::: Exercise materials
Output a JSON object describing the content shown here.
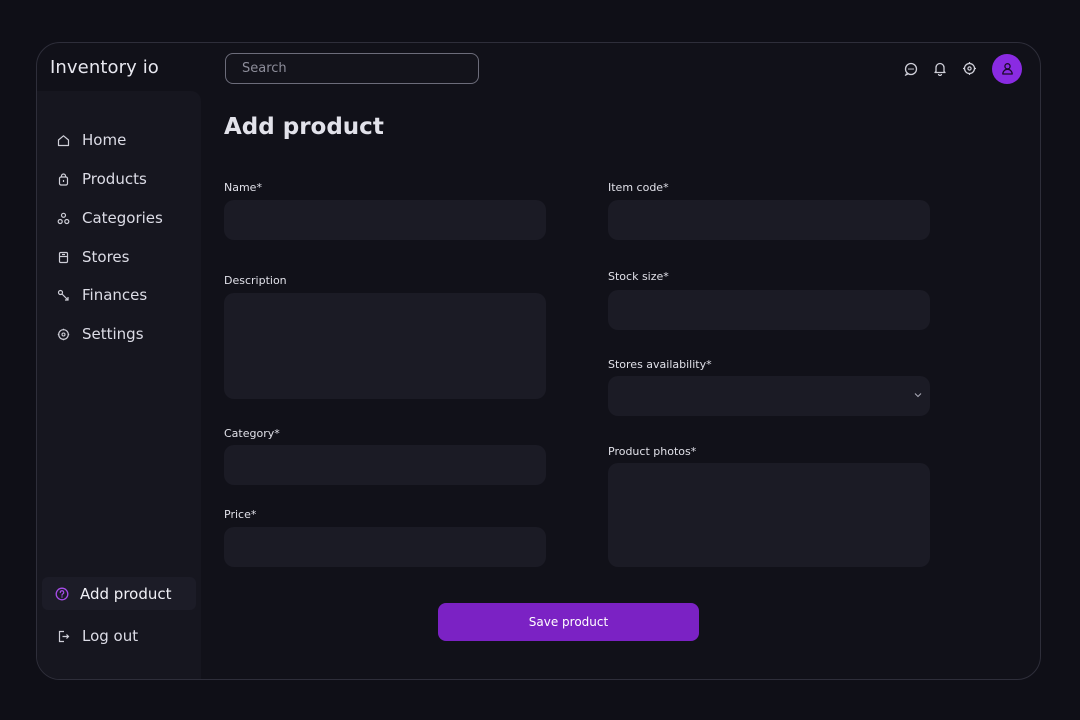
{
  "app": {
    "brand": "Inventory io"
  },
  "search": {
    "placeholder": "Search"
  },
  "header": {
    "icons": [
      "chat-icon",
      "bell-icon",
      "gear-icon",
      "user-icon"
    ]
  },
  "sidebar": {
    "items": [
      {
        "label": "Home",
        "icon": "home-icon"
      },
      {
        "label": "Products",
        "icon": "bag-icon"
      },
      {
        "label": "Categories",
        "icon": "categories-icon"
      },
      {
        "label": "Stores",
        "icon": "store-icon"
      },
      {
        "label": "Finances",
        "icon": "finances-icon"
      },
      {
        "label": "Settings",
        "icon": "settings-icon"
      }
    ],
    "active": {
      "label": "Add product",
      "icon": "help-circle-icon"
    },
    "logout": {
      "label": "Log out",
      "icon": "logout-icon"
    }
  },
  "main": {
    "title": "Add product",
    "fields": {
      "name": {
        "label": "Name*",
        "value": ""
      },
      "description": {
        "label": "Description",
        "value": ""
      },
      "category": {
        "label": "Category*",
        "value": ""
      },
      "price": {
        "label": "Price*",
        "value": ""
      },
      "item_code": {
        "label": "Item code*",
        "value": ""
      },
      "stock_size": {
        "label": "Stock size*",
        "value": ""
      },
      "stores_availability": {
        "label": "Stores availability*",
        "value": ""
      },
      "product_photos": {
        "label": "Product photos*"
      }
    },
    "save_label": "Save product"
  },
  "colors": {
    "accent": "#7b22c4",
    "avatar": "#8a2be2",
    "field_bg": "#1b1b25"
  }
}
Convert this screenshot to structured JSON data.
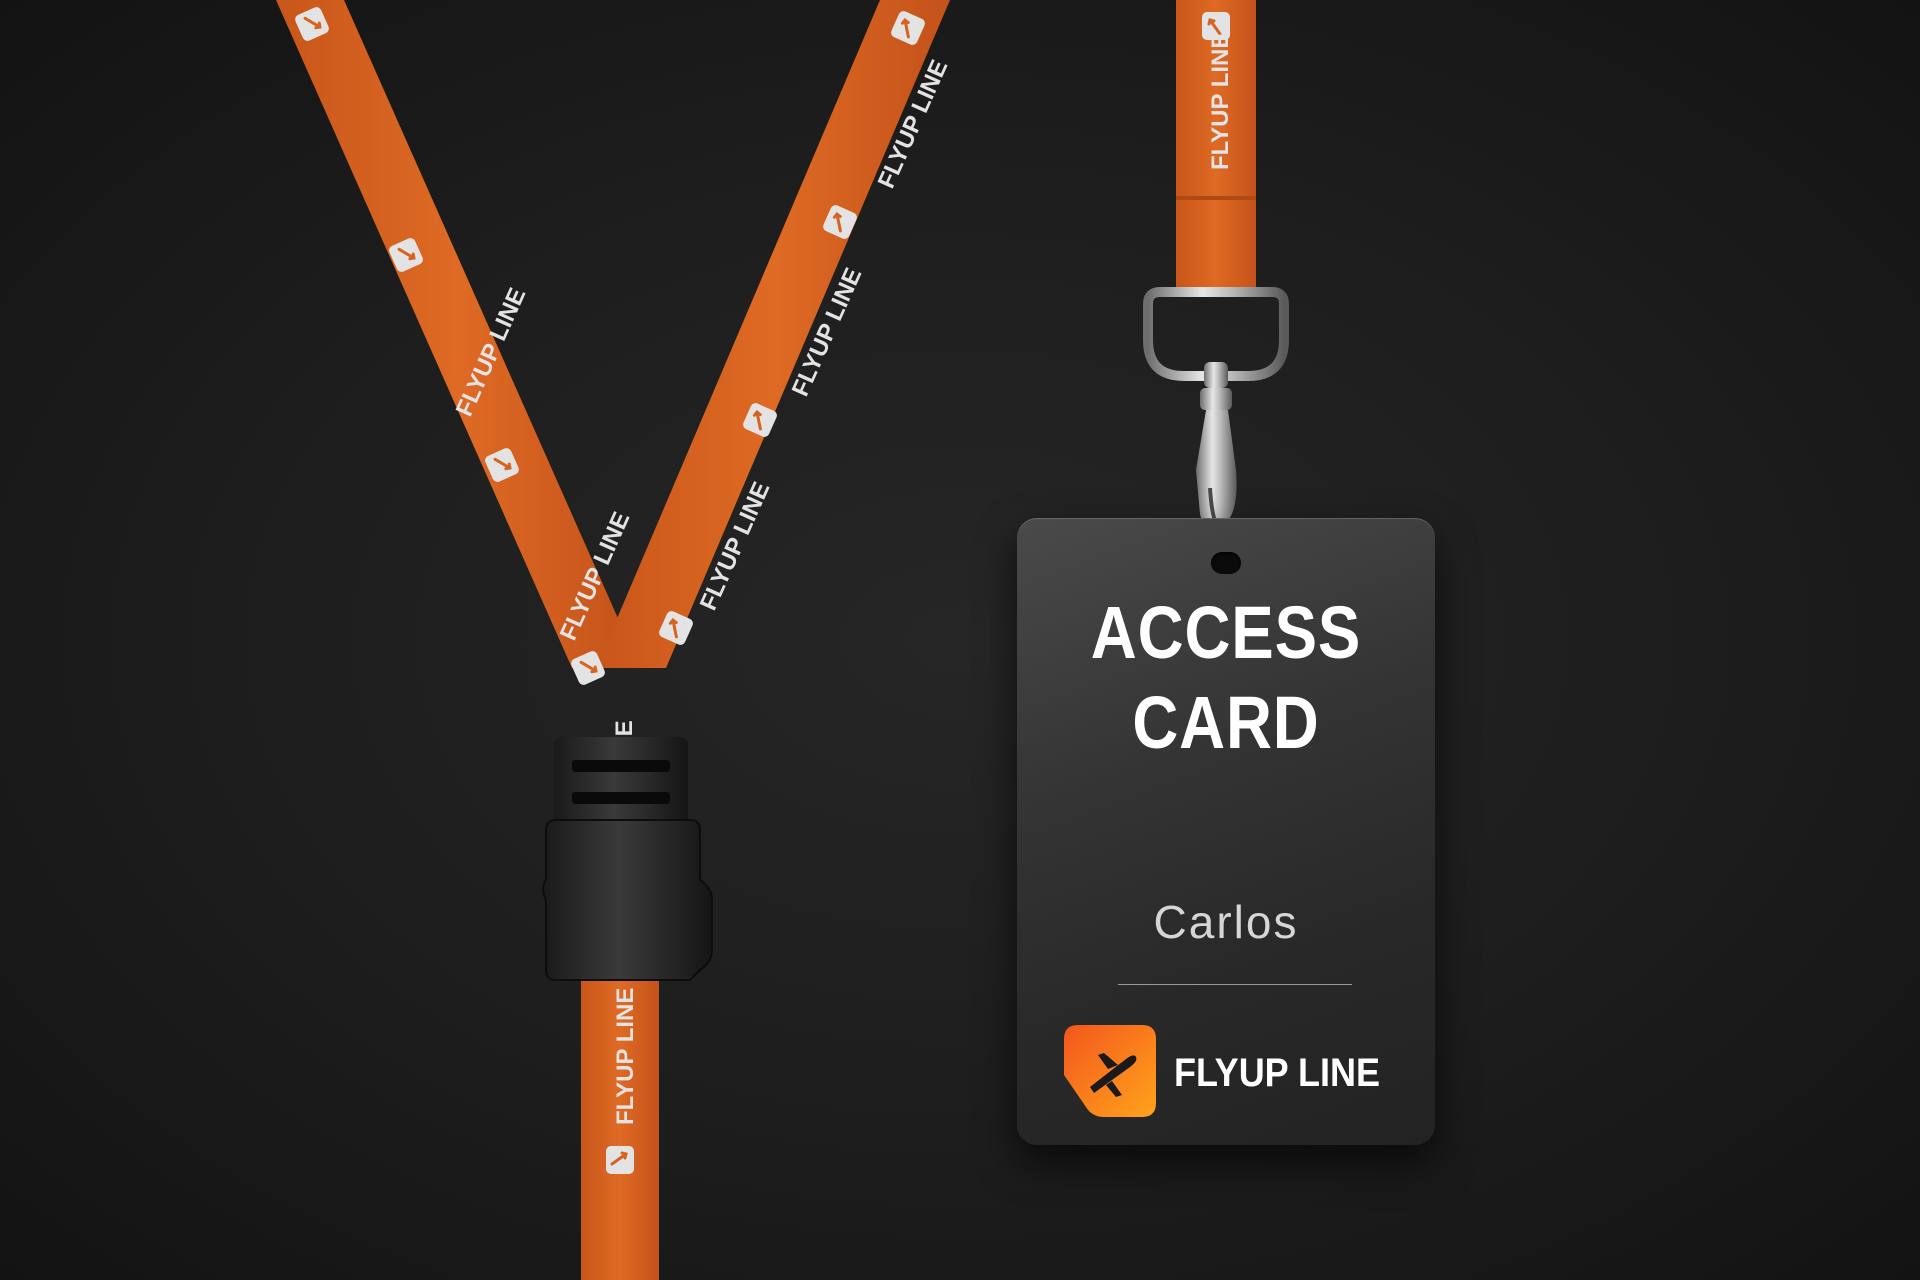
{
  "card": {
    "title_line1": "ACCESS",
    "title_line2": "CARD",
    "name": "Carlos",
    "brand": "FLYUP LINE"
  },
  "lanyard": {
    "print_text": "FLYUP LINE",
    "print_text_fragment": "LINE"
  },
  "colors": {
    "background": "#1e1e1e",
    "strap_orange": "#d86320",
    "strap_print": "#e3e3e3",
    "card": "#2e2e2e",
    "logo_gradient_start": "#f3561d",
    "logo_gradient_end": "#ffa41c"
  },
  "icons": {
    "logo": "airplane-in-rounded-square-icon"
  }
}
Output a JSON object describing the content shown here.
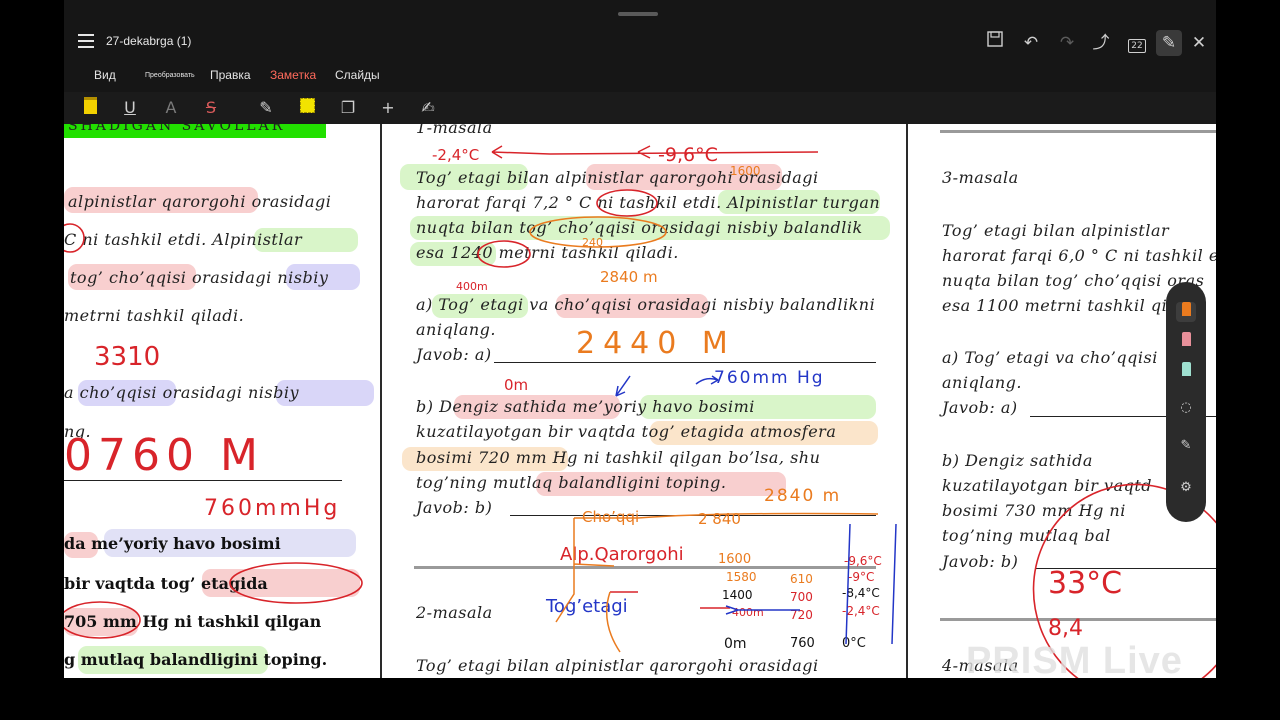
{
  "window": {
    "title": "27-dekabrga (1)",
    "page_count": "22"
  },
  "tabs": [
    {
      "label": "Вид"
    },
    {
      "label": "Преобразовать"
    },
    {
      "label": "Правка"
    },
    {
      "label": "Заметка",
      "active": true
    },
    {
      "label": "Слайды"
    }
  ],
  "colors": {
    "accent": "#ff6a5c",
    "annotation_red": "#d8242a",
    "annotation_orange": "#ea7b1f",
    "annotation_blue": "#2336c7"
  },
  "toolbar_icons": [
    "save-icon",
    "undo-icon",
    "redo-icon",
    "share-icon",
    "page-count-icon",
    "pen-edit-icon",
    "close-icon"
  ],
  "annotation_tools": [
    "highlighter-yellow-icon",
    "underline-icon",
    "text-color-icon",
    "strikethrough-icon",
    "eraser-icon",
    "area-highlight-icon",
    "shapes-icon",
    "add-icon",
    "signature-pen-icon"
  ],
  "left_page": {
    "header": "SHADIGAN SAVOLLAR",
    "lines": [
      "alpinistlar  qarorgohi   orasidagi",
      "C  ni  tashkil  etdi.  Alpinistlar",
      "tog’  cho’qqisi   orasidagi  nisbiy",
      "metrni tashkil qiladi.",
      "a  cho’qqisi  orasidagi  nisbiy",
      "ng.",
      "da  me’yoriy  havo  bosimi",
      "bir   vaqtda   tog’   etagida",
      "705 mm Hg ni tashkil qilgan",
      "g mutlaq balandligini toping."
    ],
    "hand_notes": [
      "3310",
      "0760 M",
      "760mmHg"
    ]
  },
  "middle_page": {
    "heading": "1-masala",
    "paragraph": [
      "Tog’  etagi   bilan   alpinistlar   qarorgohi   orasidagi",
      "harorat farqi 7,2 ° C ni tashkil etdi. Alpinistlar turgan",
      "nuqta  bilan  tog’  cho’qqisi  orasidagi  nisbiy  balandlik",
      "esa 1240 metrni tashkil qiladi."
    ],
    "question_a": [
      "a) Tog’ etagi va cho’qqisi orasidagi nisbiy balandlikni",
      "aniqlang."
    ],
    "answer_a_label": "Javob: a)",
    "question_b": [
      "b)    Dengiz     sathida     me’yoriy     havo     bosimi",
      "kuzatilayotgan  bir  vaqtda  tog’  etagida  atmosfera",
      "bosimi  720  mm  Hg  ni  tashkil  qilgan  bo’lsa,  shu",
      "tog’ning          mutlaq          balandligini          toping."
    ],
    "answer_b_label": "Javob: b)",
    "heading2": "2-masala",
    "paragraph2_first": "Tog’   etagi   bilan   alpinistlar   qarorgohi   orasidagi",
    "hand_notes": {
      "temps_top": "-2,4°C",
      "temps_top_right": "-9,6°C",
      "note_1600": "1600",
      "note_2840_small": "2840 m",
      "note_400m": "400m",
      "note_240": "240",
      "answer_a": "2440 M",
      "zero_m": "0m",
      "pressure": "760mm Hg",
      "answer_b": "2840 m",
      "summit": "Cho’qqi",
      "summit_height": "2 840",
      "camp": "Alp.Qarorgohi",
      "camp_height": "1600",
      "base": "Tog’etagi",
      "table_left": [
        "1580",
        "1400",
        "400m",
        "0m"
      ],
      "table_mid": [
        "610",
        "700",
        "720",
        "760"
      ],
      "table_right": [
        "-9,6°C",
        "-9°C",
        "-8,4°C",
        "-2,4°C",
        "0°C"
      ]
    }
  },
  "right_page": {
    "heading": "3-masala",
    "paragraph": [
      "Tog’  etagi   bilan   alpinistlar",
      "harorat farqi 6,0 ° C ni tashkil e",
      "nuqta bilan tog’ cho’qqisi oras",
      "esa 1100 metrni tashkil qil"
    ],
    "question_a": [
      "a) Tog’ etagi va cho’qqisi",
      "aniqlang."
    ],
    "answer_a_label": "Javob: a)",
    "question_b": [
      "b)     Dengiz     sathida",
      "kuzatilayotgan  bir  vaqtd",
      "bosimi  730  mm  Hg  ni",
      "tog’ning         mutlaq         bal"
    ],
    "answer_b_label": "Javob: b)",
    "heading4": "4-masala",
    "hand_notes": [
      "33°C",
      "8,4"
    ]
  },
  "side_panel_tools": [
    "marker-orange-icon",
    "eraser-pink-icon",
    "highlighter-teal-icon",
    "lasso-icon",
    "pen-icon",
    "settings-icon"
  ],
  "watermark": "PRISM Live"
}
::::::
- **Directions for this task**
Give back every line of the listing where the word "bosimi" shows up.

- **Response area**
      "da  me’yoriy  havo  bosimi",
      "b)    Dengiz     sathida     me’yoriy     havo     bosimi",
      "bosimi  720  mm  Hg  ni  tashkil  qilgan  bo’lsa,  shu",
      "bosimi  730  mm  Hg  ni",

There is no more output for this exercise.